§ Required work: Read through the listing, and wherever a line holds the word "JSON", return it.
═════ Data
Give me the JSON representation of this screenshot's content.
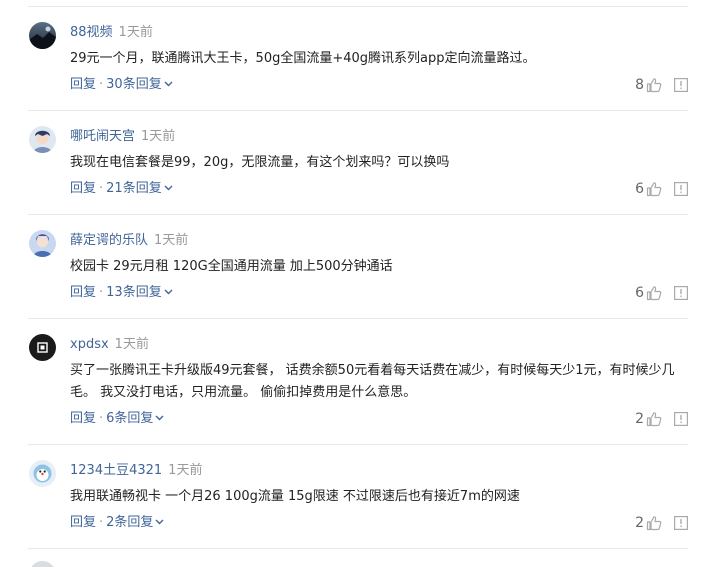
{
  "comments": [
    {
      "username": "88视频",
      "time": "1天前",
      "text": "29元一个月，联通腾讯大王卡，50g全国流量+40g腾讯系列app定向流量路过。",
      "reply_label": "回复",
      "dot": "·",
      "replies_label": "30条回复",
      "likes": "8",
      "avatar_icon": "dark-landscape-avatar"
    },
    {
      "username": "哪吒闹天宫",
      "time": "1天前",
      "text": "我现在电信套餐是99，20g，无限流量，有这个划来吗？可以换吗",
      "reply_label": "回复",
      "dot": "·",
      "replies_label": "21条回复",
      "likes": "6",
      "avatar_icon": "anime-character-avatar"
    },
    {
      "username": "薛定谔的乐队",
      "time": "1天前",
      "text": "校园卡 29元月租 120G全国通用流量 加上500分钟通话",
      "reply_label": "回复",
      "dot": "·",
      "replies_label": "13条回复",
      "likes": "6",
      "avatar_icon": "anime-character-avatar"
    },
    {
      "username": "xpdsx",
      "time": "1天前",
      "text": "买了一张腾讯王卡升级版49元套餐， 话费余额50元看着每天话费在减少，有时候每天少1元，有时候少几毛。 我又没打电话，只用流量。 偷偷扣掉费用是什么意思。",
      "reply_label": "回复",
      "dot": "·",
      "replies_label": "6条回复",
      "likes": "2",
      "avatar_icon": "dark-logo-avatar"
    },
    {
      "username": "1234土豆4321",
      "time": "1天前",
      "text": "我用联通畅视卡 一个月26 100g流量 15g限速 不过限速后也有接近7m的网速",
      "reply_label": "回复",
      "dot": "·",
      "replies_label": "2条回复",
      "likes": "2",
      "avatar_icon": "cartoon-avatar"
    }
  ],
  "colors": {
    "username": "#406599",
    "link": "#406599",
    "time": "#999999",
    "text": "#222222",
    "icon": "#aaaaaa",
    "divider": "#e8e8e8"
  }
}
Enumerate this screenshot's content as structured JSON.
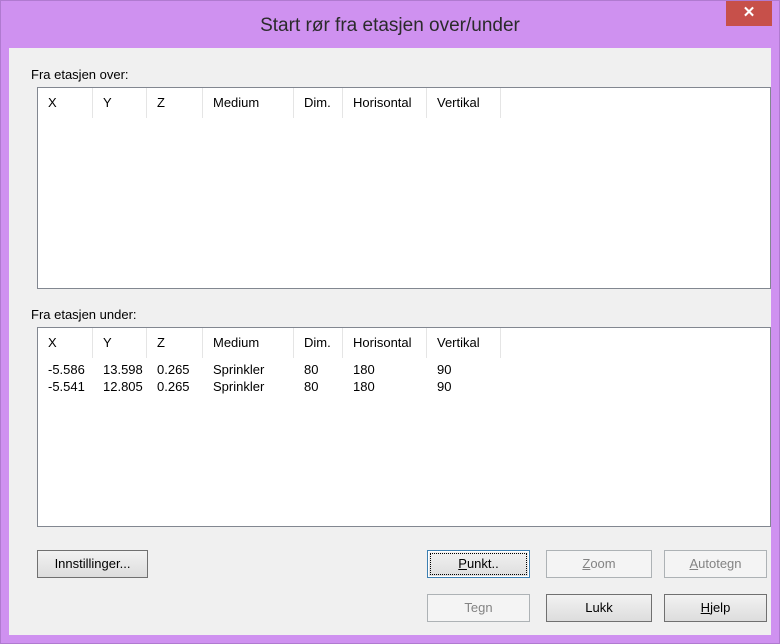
{
  "window": {
    "title": "Start rør fra etasjen over/under",
    "close_glyph": "✕",
    "accent_color": "#cf91f0"
  },
  "columns": [
    "X",
    "Y",
    "Z",
    "Medium",
    "Dim.",
    "Horisontal",
    "Vertikal"
  ],
  "above": {
    "label": "Fra etasjen over:",
    "rows": []
  },
  "below": {
    "label": "Fra etasjen under:",
    "rows": [
      [
        "-5.586",
        "13.598",
        "0.265",
        "Sprinkler",
        "80",
        "180",
        "90"
      ],
      [
        "-5.541",
        "12.805",
        "0.265",
        "Sprinkler",
        "80",
        "180",
        "90"
      ]
    ]
  },
  "buttons": {
    "settings": "Innstillinger...",
    "point": "Punkt..",
    "zoom": "Zoom",
    "autodraw": "Autotegn",
    "draw": "Tegn",
    "close": "Lukk",
    "help": "Hjelp"
  }
}
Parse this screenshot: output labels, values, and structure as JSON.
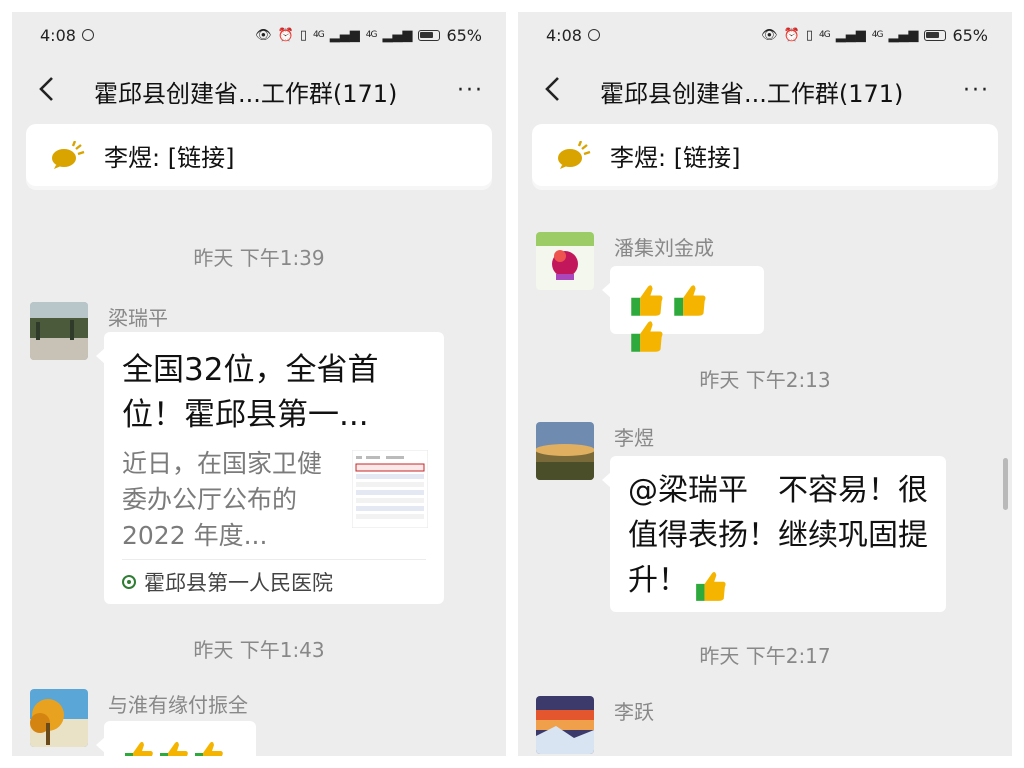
{
  "status_bar": {
    "time": "4:08",
    "network_1": "4G",
    "network_2": "4G",
    "battery": "65%"
  },
  "chat": {
    "title": "霍邱县创建省...工作群(171)",
    "more_label": "···",
    "pinned_notice": "李煜: [链接]"
  },
  "left_panel": {
    "divider_1": "昨天 下午1:39",
    "msg_1": {
      "sender": "梁瑞平",
      "link_title": "全国32位，全省首位！霍邱县第一...",
      "link_desc": "近日，在国家卫健委办公厅公布的2022 年度...",
      "link_source": "霍邱县第一人民医院"
    },
    "divider_2": "昨天 下午1:43",
    "msg_2": {
      "sender": "与淮有缘付振全"
    }
  },
  "right_panel": {
    "msg_1": {
      "sender": "潘集刘金成",
      "thumbs_count": 3
    },
    "divider_1": "昨天 下午2:13",
    "msg_2": {
      "sender": "李煜",
      "text": "@梁瑞平　不容易！很值得表扬！继续巩固提升！"
    },
    "divider_2": "昨天 下午2:17",
    "msg_3": {
      "sender": "李跃"
    }
  },
  "colors": {
    "chat_bg": "#ededed",
    "bubble_bg": "#ffffff",
    "meta_text": "#888888",
    "thumbs_up": "#f5b400",
    "thumbs_cuff": "#2eaa3c",
    "notice_icon": "#d9a300"
  }
}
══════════
§ Written solution:
Give me the JSON representation of this screenshot's content.
Enumerate this screenshot's content as structured JSON.
Parse this screenshot: output labels, values, and structure as JSON.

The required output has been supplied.